ZFIN ID: ZDB-PUB-111013-1
BDE 49 and developmental toxicity in zebrafish
McClain, V., Stapleton, H.M., and Gallagher, E.
Date: 2012
Source: Comparative biochemistry and physiology. Toxicology & pharmacology : CBP   155(2): 253-8 (Journal)
Registered Authors: Gallagher, Evan P.
Keywords: none
MeSH Terms:
  • Animals
  • Dose-Response Relationship, Drug
  • Embryo, Nonmammalian/drug effects*
  • Embryo, Nonmammalian/embryology*
  • Escape Reaction/drug effects
  • Female
  • Flame Retardants/toxicity
  • Halogenated Diphenyl Ethers/chemistry
  • Halogenated Diphenyl Ethers/toxicity*
  • Heart/drug effects
  • Heart/embryology
  • Heart/physiopathology
  • Humans
  • Larva/drug effects
  • Larva/physiology
  • Male
  • Molecular Structure
  • Tail/drug effects
  • Tail/embryology
  • Toxicity Tests/methods*
  • Zebrafish
PubMed: 21951712 Full text @ Comp. Biochem. Physiol. C Toxicol. Pharmacol.

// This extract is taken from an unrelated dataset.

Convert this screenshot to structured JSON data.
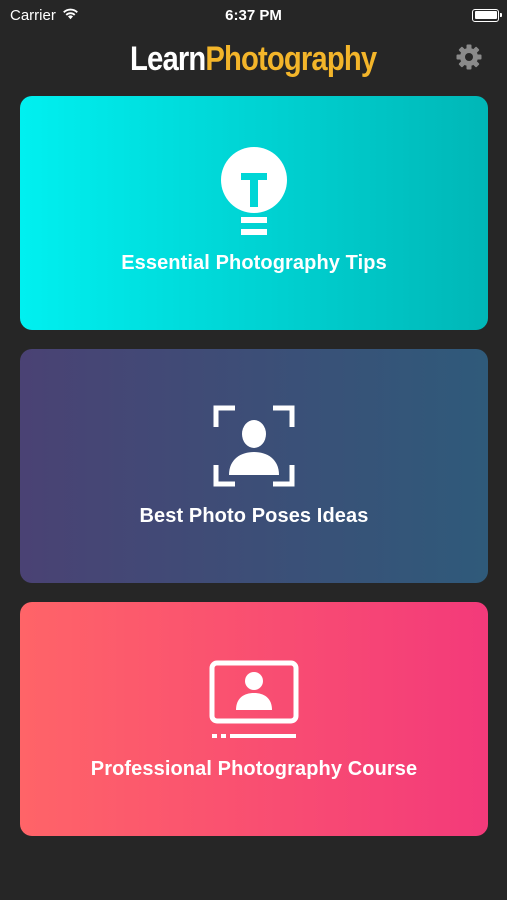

The polybrominated diphenyl ethers (PBDEs) are a group of brominated flame retardants. Human health concerns of these agents have largely centered upon their potential to elicit reproductive and developmental effects. Of the various congeners, BDE 49 (2,22,4,52-tetrabromodiphenyl ether) has been poorly studied, despite the fact that it is often detected in the tissues of fish and wildlife species. Furthermore, we have previously shown that BDE 49 is a metabolic debromination product of BDE 99 hepatic metabolism in salmon, carp and trout, underscoring the need for a better understanding of biological effects. In the current study, we investigated the developmental toxicity of BDE 49 using the zebrafish (Danio rerio) embryo larval model. Embryo and larval zebrafish were exposed to BDE 49 at either 5 hours post fertilization (hpf) or 24 hpf and monitored for developmental and neurotoxicity. Exposure to BDE 49 at concentrations of 4iµâ€“32 µM caused a dose-dependent loss in survivorship at 6 days post fertilization (dpf). Morphological impairments were observed prior to the onset of mortality, the most striking of which included severe dorsal curvatures of the tail. The incidence of dorsal tail curvatures was dose and time dependent. Exposure to BDE 49 caused cardiac toxicity as evidenced by a significant reduction in zebrafish heart rates at 6 dpf but not earlier, suggesting that cardiac toxicity was non-specific and associated with physiological stress. Neurobehavioral injury from BDE 49 was evidenced by an impairment of touch–escape responses observed at 5 dpf. Our results indicate that BDE 49 is a developmental toxicant in larval zebrafish that can cause morphological abnormalities and adversely affect neurobehavior. The observed toxicities from BDE 49 were similar in scope to those previously reported for the more common tetrabrominated congener, BDE 47, and also for other lower brominated PBDEs, suggest that these compounds may share similarities in risk to aquatic species.